“BATTLES Of The PHILIPPINE SEA” By Vice Admiral Charles A. Lockwood, Jr., USN (Ret.) and Colonel Hans Christian Adamson, USAF (Ret.). Introduction by Rear Admiral Ernest M. Eller, USN, (Ret.). The United States smashed Japan’s last-stand island defense line around the Philippine Sea in a series of great amphibious operations between April and October 1944, thus opening the way for direct attacks on Tokyo. This two-pronged offensive, in which General Douglas MacArthur’s troops leapfrogged westward along New Guinea while task forces under Admiral Chester Nimitz assaulted the Marianas and Palaus, is described here in vivid, close-up detail. Hollandia, Biak, Saipan, Tinian, Guam, and Peleliu––in the battles around these objectives thousands of American soldiers, sailors, and marines struggled and fought. The twin campaigns merged with the invasion of beachheads at Leyte Gulf in the Philippines––a move which brought a long-dormant Japanese navy out of its anchorages in home and nearby Asiatic waters. Four separate, simultaneous sea engagements ensued, which together constitute an important chapter in naval warfare. American military and naval power, then at its peak, gathered into one massive effort carriers, planes, and submarines as well as the great battleships that for the last time in history, executed the classic “Crossing the T.” Many verbatim accounts of battle action are included, from ships’ reports, captured Japanese documents, and personal letters. First edition, 1967 Hardback with dust jacket, DJ is wrapped in clear protective plastic. This is a former library book, with “Discarded” stamped on the title page, and a library card slot inside the back cover. 229 pages, 23 black and white photos, maps, a glossary, bibliography, and an index. Large and detailed battle maps, printed inside front and back covers. Rare and hard-to-find book.

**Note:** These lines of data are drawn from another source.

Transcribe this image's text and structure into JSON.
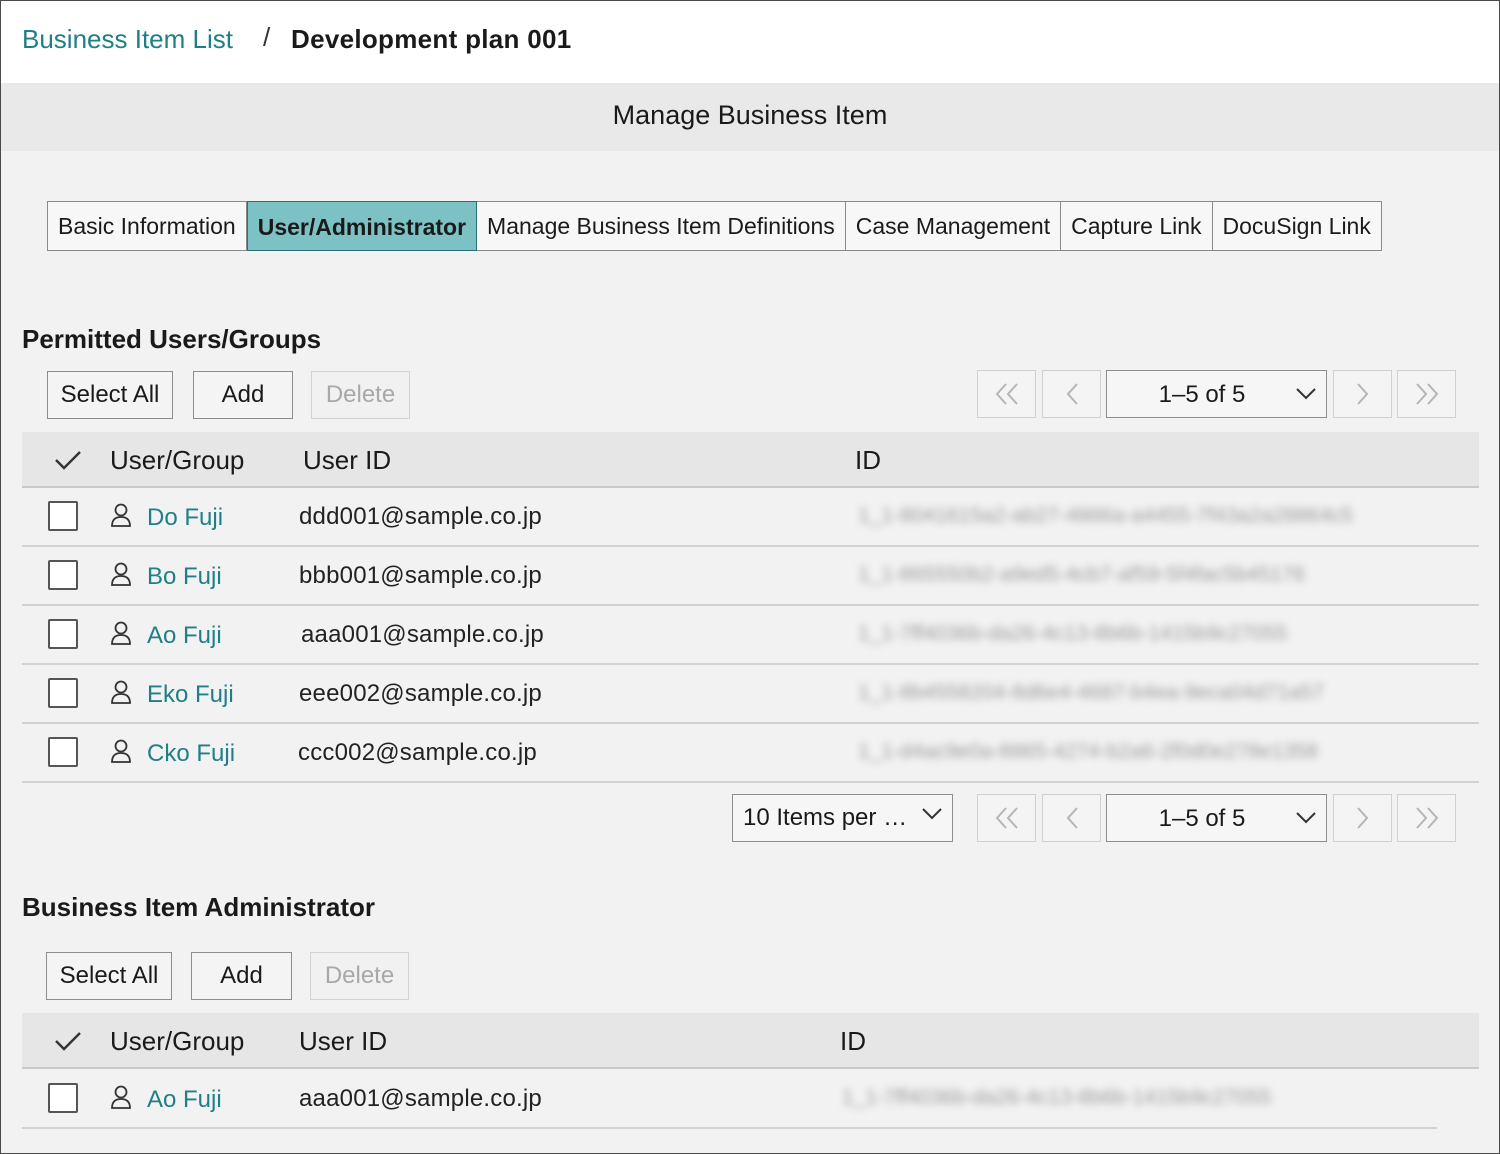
{
  "breadcrumb": {
    "parent": "Business Item List",
    "separator": "/",
    "current": "Development plan 001"
  },
  "page_title": "Manage Business Item",
  "tabs": [
    {
      "label": "Basic Information",
      "active": false
    },
    {
      "label": "User/Administrator",
      "active": true
    },
    {
      "label": "Manage Business Item Definitions",
      "active": false
    },
    {
      "label": "Case Management",
      "active": false
    },
    {
      "label": "Capture Link",
      "active": false
    },
    {
      "label": "DocuSign Link",
      "active": false
    }
  ],
  "permitted": {
    "title": "Permitted Users/Groups",
    "buttons": {
      "select_all": "Select All",
      "add": "Add",
      "delete": "Delete"
    },
    "pagination_top": {
      "range": "1–5 of 5"
    },
    "columns": {
      "user_group": "User/Group",
      "user_id": "User ID",
      "id": "ID"
    },
    "rows": [
      {
        "name": "Do Fuji",
        "user_id": "ddd001@sample.co.jp",
        "id": "1_1-8041615a2-ab27-4866a-a4455-7f43a2a28864c5"
      },
      {
        "name": "Bo Fuji",
        "user_id": "bbb001@sample.co.jp",
        "id": "1_1-865550b2-a9ed5-4cb7-af59-5f4fac5b45176"
      },
      {
        "name": "Ao Fuji",
        "user_id": "aaa001@sample.co.jp",
        "id": "1_1-7ff4036b-da26-4c13-8b6b-1415b9c27055"
      },
      {
        "name": "Eko Fuji",
        "user_id": "eee002@sample.co.jp",
        "id": "1_1-8b4558204-8d6e4-4687-b4ea-9eca04d71a57"
      },
      {
        "name": "Cko Fuji",
        "user_id": "ccc002@sample.co.jp",
        "id": "1_1-d4ac9e0a-8865-4274-b2a6-2f0d0e278e1358"
      }
    ],
    "items_per_page": "10 Items per …",
    "pagination_bottom": {
      "range": "1–5 of 5"
    }
  },
  "admin": {
    "title": "Business Item Administrator",
    "buttons": {
      "select_all": "Select All",
      "add": "Add",
      "delete": "Delete"
    },
    "columns": {
      "user_group": "User/Group",
      "user_id": "User ID",
      "id": "ID"
    },
    "rows": [
      {
        "name": "Ao Fuji",
        "user_id": "aaa001@sample.co.jp",
        "id": "1_1-7ff4036b-da26-4c13-8b6b-1415b9c27055"
      }
    ]
  },
  "colors": {
    "accent_teal": "#1f7f86",
    "active_tab": "#7cc2c4",
    "title_bar": "#e9e9e9"
  },
  "icons": [
    "check-icon",
    "person-icon",
    "chevron-down-icon",
    "double-chevron-left-icon",
    "chevron-left-icon",
    "chevron-right-icon",
    "double-chevron-right-icon"
  ]
}
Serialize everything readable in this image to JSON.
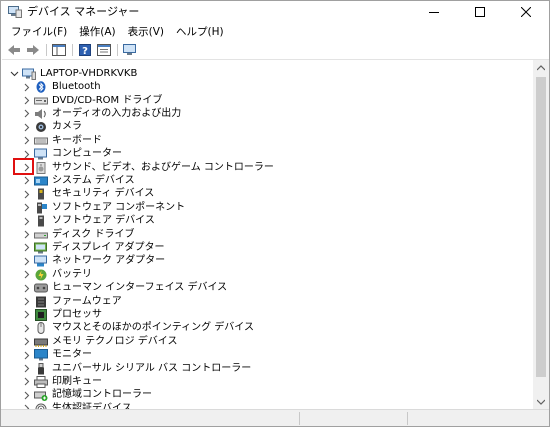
{
  "window": {
    "title": "デバイス マネージャー"
  },
  "menu": [
    "ファイル(F)",
    "操作(A)",
    "表示(V)",
    "ヘルプ(H)"
  ],
  "tree": {
    "root": "LAPTOP-VHDRKVKB",
    "items": [
      {
        "label": "Bluetooth",
        "icon": "bluetooth-icon"
      },
      {
        "label": "DVD/CD-ROM ドライブ",
        "icon": "disc-drive-icon"
      },
      {
        "label": "オーディオの入力および出力",
        "icon": "audio-io-icon"
      },
      {
        "label": "カメラ",
        "icon": "camera-icon"
      },
      {
        "label": "キーボード",
        "icon": "keyboard-icon"
      },
      {
        "label": "コンピューター",
        "icon": "computer-icon"
      },
      {
        "label": "サウンド、ビデオ、およびゲーム コントローラー",
        "icon": "speaker-icon"
      },
      {
        "label": "システム デバイス",
        "icon": "system-device-icon"
      },
      {
        "label": "セキュリティ デバイス",
        "icon": "security-device-icon"
      },
      {
        "label": "ソフトウェア コンポーネント",
        "icon": "software-component-icon"
      },
      {
        "label": "ソフトウェア デバイス",
        "icon": "software-device-icon"
      },
      {
        "label": "ディスク ドライブ",
        "icon": "disk-drive-icon"
      },
      {
        "label": "ディスプレイ アダプター",
        "icon": "display-adapter-icon"
      },
      {
        "label": "ネットワーク アダプター",
        "icon": "network-adapter-icon"
      },
      {
        "label": "バッテリ",
        "icon": "battery-icon"
      },
      {
        "label": "ヒューマン インターフェイス デバイス",
        "icon": "hid-icon"
      },
      {
        "label": "ファームウェア",
        "icon": "firmware-icon"
      },
      {
        "label": "プロセッサ",
        "icon": "processor-icon"
      },
      {
        "label": "マウスとそのほかのポインティング デバイス",
        "icon": "mouse-icon"
      },
      {
        "label": "メモリ テクノロジ デバイス",
        "icon": "memory-icon"
      },
      {
        "label": "モニター",
        "icon": "monitor-icon"
      },
      {
        "label": "ユニバーサル シリアル バス コントローラー",
        "icon": "usb-icon"
      },
      {
        "label": "印刷キュー",
        "icon": "printer-icon"
      },
      {
        "label": "記憶域コントローラー",
        "icon": "storage-controller-icon"
      },
      {
        "label": "生体認証デバイス",
        "icon": "biometric-icon"
      }
    ]
  },
  "colors": {
    "highlight": "#e01010",
    "accent": "#0a63c9"
  }
}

Good Cond. $69.88
Vice Admiral Charles A. Lockwood, Jr. USN (Ret.): Born in 1890, Lockwood graduated from the U.S. Naval Academy in 1912. In 1914, he entered the submarine service and spent most of 39 years in submersibles. As a Three-Star Vice Admiral, Lockwood was Commander Submarines, Pacific (ComSubPac) in World War II. He has written the story of our Pacific submarine operations in his widely read “Sink ‘Em All.” He coauthors several other books with Col Hans Christian Adamson, USAF (Ret.), including “Hellcats of the Sea” and “Zoomies, Subs and Zeros.”

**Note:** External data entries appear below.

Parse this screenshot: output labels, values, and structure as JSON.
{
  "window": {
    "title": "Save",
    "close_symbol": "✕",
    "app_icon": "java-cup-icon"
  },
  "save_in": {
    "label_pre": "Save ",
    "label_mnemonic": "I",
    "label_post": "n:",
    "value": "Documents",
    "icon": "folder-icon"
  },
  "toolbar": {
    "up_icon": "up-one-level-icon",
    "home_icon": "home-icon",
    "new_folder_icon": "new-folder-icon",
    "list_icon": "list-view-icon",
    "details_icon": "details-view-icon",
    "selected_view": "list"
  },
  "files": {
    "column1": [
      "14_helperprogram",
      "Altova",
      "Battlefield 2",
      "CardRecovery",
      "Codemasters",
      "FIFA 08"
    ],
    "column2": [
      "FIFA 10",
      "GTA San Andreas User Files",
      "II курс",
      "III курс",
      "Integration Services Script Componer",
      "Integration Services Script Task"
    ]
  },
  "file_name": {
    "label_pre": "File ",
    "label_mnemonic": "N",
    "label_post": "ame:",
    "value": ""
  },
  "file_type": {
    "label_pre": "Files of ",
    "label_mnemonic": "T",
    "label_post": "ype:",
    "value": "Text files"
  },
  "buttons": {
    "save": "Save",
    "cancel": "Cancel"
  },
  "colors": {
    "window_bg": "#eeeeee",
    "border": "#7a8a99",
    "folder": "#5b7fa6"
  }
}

Colonel Hans Christian Adamson, USAF, (Ret.): Like his coauthor, Charles Lockwood, Col Hans Adamson was also born in 1890. In 1942, Adamson was on a flight over the Pacific in a B-17 Flying Fortress. Off course and running low on fuel the 4-engine bomber was forced to ditch in the sea. Among the crew was famed World War I fighter ace, 52 year old Captain Eddie Rickenbacker and six others. The men drifted on rubber rafts for 23 days before being rescued. As Chief of the USAF Personnel Narrative Office, Colonel Adamson directed the collection and writing of all the human interest history of the Army Air Force in all theatres of war––frequently under most hazardous conditions. He coauthors several other books with Vice Admiral Charles Lockwood, USN (Ret.), including “Through Hell And Deep Water” and “Hell At 50 Fathoms.”
Other books of interest:

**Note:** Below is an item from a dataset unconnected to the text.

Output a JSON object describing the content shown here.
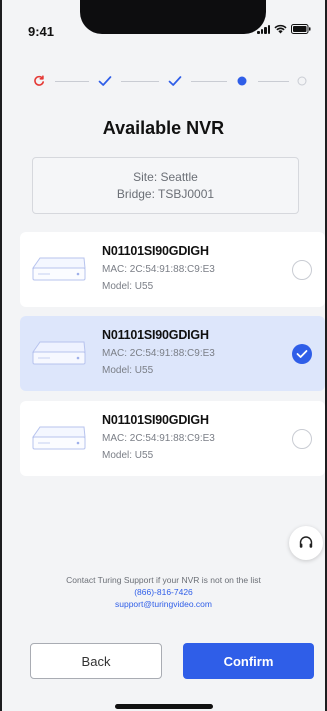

Other books by Charles A. Lockwood, Jr:
Down To The Sea In Subs
Hell At 50 Fathoms